● WHAT IS REQUIRED
Your response should contain each line of the data that includes "Área".

┄┄┄┄┄┄

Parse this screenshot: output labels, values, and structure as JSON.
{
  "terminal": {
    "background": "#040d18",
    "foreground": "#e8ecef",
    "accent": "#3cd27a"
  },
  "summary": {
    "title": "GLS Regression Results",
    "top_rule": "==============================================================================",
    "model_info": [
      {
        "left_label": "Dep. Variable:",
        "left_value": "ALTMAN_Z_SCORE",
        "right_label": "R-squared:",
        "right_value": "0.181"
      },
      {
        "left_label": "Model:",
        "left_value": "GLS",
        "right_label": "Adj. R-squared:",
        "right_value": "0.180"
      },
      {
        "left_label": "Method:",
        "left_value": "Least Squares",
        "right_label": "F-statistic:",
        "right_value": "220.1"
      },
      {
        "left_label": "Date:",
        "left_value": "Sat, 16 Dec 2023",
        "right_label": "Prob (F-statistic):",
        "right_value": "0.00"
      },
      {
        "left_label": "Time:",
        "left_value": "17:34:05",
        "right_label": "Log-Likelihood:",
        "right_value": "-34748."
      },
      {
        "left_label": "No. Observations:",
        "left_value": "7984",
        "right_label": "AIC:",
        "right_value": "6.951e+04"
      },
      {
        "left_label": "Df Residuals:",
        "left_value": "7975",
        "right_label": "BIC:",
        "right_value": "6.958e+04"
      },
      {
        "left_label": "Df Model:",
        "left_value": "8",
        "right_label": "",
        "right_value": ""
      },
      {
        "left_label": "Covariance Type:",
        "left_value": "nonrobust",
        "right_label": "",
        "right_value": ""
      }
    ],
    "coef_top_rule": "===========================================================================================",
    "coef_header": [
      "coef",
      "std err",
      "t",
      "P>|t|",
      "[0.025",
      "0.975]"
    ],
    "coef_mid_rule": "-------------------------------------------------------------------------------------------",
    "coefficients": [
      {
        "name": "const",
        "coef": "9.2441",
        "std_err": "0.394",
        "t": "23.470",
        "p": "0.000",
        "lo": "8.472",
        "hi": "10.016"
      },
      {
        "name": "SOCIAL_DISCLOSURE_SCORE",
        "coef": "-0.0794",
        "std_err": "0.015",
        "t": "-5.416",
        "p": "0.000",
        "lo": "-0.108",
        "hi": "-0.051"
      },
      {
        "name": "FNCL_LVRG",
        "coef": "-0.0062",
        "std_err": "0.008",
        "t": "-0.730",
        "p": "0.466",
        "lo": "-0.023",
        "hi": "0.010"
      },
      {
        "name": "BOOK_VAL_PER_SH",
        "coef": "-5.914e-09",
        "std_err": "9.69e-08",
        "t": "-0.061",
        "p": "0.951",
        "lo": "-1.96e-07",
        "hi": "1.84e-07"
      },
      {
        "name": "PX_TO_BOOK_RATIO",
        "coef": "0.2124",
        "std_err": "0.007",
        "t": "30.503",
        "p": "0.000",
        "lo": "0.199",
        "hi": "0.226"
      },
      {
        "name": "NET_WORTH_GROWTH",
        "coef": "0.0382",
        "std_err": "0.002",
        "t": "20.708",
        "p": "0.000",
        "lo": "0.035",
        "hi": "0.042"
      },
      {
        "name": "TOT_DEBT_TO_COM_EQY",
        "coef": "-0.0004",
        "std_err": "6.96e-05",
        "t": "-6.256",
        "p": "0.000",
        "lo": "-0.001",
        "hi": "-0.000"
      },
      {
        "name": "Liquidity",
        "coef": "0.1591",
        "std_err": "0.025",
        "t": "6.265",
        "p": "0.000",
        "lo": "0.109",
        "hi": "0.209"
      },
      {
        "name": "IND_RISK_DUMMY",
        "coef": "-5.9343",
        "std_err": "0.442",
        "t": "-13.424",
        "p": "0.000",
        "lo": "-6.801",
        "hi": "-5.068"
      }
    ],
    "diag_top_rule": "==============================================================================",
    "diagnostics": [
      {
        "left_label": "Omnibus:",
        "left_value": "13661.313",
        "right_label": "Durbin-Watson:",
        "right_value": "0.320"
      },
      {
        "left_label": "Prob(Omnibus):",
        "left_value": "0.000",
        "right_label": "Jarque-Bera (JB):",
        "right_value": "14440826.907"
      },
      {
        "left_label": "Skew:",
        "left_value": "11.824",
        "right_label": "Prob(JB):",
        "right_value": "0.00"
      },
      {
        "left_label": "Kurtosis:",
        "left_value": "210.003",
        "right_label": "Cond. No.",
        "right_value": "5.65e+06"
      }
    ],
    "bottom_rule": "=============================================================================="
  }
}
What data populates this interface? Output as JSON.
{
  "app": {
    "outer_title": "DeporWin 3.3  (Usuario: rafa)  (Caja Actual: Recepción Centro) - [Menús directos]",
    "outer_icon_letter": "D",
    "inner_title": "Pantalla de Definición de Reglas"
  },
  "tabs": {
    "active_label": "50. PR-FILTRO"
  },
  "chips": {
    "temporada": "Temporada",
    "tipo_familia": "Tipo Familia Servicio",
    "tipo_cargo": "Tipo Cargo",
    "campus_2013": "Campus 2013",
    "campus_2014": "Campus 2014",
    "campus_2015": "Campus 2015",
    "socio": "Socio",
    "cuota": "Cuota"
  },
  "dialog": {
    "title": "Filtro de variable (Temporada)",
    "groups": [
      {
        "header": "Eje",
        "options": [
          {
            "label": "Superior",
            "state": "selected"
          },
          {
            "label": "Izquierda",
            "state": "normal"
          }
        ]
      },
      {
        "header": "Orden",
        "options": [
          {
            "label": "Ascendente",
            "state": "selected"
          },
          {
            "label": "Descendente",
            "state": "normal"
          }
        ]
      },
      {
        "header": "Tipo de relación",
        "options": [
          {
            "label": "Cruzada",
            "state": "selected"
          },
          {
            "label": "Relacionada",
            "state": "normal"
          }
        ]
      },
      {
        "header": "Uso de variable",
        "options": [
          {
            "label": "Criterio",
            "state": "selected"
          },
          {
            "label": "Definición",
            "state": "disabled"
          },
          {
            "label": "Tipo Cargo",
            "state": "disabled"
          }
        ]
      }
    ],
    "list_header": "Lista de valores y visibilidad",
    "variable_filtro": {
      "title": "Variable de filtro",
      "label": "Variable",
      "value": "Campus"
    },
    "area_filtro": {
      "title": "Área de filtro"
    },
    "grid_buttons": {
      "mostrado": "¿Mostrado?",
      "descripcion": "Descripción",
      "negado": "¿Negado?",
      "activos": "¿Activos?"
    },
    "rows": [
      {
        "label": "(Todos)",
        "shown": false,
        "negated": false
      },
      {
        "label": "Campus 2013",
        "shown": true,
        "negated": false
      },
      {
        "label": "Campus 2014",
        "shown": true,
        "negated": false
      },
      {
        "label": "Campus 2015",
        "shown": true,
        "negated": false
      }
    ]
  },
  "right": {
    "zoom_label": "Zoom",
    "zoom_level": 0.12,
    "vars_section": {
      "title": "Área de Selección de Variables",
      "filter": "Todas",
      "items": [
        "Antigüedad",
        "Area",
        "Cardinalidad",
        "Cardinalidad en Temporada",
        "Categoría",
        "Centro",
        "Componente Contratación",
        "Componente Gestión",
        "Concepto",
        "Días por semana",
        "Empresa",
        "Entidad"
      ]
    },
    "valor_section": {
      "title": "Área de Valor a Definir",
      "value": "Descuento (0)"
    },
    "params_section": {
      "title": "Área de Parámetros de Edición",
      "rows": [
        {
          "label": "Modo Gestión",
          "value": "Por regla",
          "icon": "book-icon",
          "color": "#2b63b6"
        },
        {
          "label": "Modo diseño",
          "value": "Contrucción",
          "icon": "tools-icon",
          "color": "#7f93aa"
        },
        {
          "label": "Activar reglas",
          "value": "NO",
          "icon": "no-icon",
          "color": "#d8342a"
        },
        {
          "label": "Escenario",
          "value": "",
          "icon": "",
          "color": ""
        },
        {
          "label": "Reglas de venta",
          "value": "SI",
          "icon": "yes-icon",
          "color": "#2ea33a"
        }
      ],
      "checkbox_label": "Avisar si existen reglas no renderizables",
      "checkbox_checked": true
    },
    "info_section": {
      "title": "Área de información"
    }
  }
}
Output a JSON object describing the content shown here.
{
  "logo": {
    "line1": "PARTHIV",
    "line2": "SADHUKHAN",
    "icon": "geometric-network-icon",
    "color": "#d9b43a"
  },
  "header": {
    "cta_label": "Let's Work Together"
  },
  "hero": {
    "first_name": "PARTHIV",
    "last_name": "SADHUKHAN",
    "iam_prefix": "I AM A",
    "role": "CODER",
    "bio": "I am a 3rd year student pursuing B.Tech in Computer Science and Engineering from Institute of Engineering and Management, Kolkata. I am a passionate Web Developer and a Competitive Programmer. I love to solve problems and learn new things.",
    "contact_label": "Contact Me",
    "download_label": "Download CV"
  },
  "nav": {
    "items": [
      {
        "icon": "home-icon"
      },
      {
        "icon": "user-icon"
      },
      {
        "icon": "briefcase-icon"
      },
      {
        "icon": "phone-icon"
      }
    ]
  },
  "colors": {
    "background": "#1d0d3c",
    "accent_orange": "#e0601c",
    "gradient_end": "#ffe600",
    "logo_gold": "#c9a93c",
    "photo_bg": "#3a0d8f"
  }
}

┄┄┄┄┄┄

● OUTPUT OF THE TASK
      "title": "Área de filtro"
      "title": "Área de Selección de Variables",
      "title": "Área de Valor a Definir",
      "title": "Área de Parámetros de Edición",
      "title": "Área de información"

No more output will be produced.